■ **SOURCE DATA**
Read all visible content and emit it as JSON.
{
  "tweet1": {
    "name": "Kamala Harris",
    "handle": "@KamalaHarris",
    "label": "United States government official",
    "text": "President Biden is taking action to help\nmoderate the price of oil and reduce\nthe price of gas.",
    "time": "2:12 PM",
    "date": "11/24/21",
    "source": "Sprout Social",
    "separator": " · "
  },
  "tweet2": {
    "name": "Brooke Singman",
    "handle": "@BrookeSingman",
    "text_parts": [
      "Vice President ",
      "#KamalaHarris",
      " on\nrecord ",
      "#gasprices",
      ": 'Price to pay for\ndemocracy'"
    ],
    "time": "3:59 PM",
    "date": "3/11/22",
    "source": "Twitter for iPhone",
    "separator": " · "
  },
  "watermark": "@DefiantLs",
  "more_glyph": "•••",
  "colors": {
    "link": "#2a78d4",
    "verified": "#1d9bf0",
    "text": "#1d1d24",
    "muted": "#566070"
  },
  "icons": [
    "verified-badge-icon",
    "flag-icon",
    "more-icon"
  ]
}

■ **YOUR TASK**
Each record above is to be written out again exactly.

■ **OUTPUT**
Read all visible content and emit it as JSON.
{
  "tweet1": {
    "name": "Kamala Harris",
    "handle": "@KamalaHarris",
    "label": "United States government official",
    "text": "President Biden is taking action to help\nmoderate the price of oil and reduce\nthe price of gas.",
    "time": "2:12 PM",
    "date": "11/24/21",
    "source": "Sprout Social",
    "separator": " · "
  },
  "tweet2": {
    "name": "Brooke Singman",
    "handle": "@BrookeSingman",
    "text_parts": [
      "Vice President ",
      "#KamalaHarris",
      " on\nrecord ",
      "#gasprices",
      ": 'Price to pay for\ndemocracy'"
    ],
    "time": "3:59 PM",
    "date": "3/11/22",
    "source": "Twitter for iPhone",
    "separator": " · "
  },
  "watermark": "@DefiantLs",
  "more_glyph": "•••",
  "colors": {
    "link": "#2a78d4",
    "verified": "#1d9bf0",
    "text": "#1d1d24",
    "muted": "#566070"
  },
  "icons": [
    "verified-badge-icon",
    "flag-icon",
    "more-icon"
  ]
}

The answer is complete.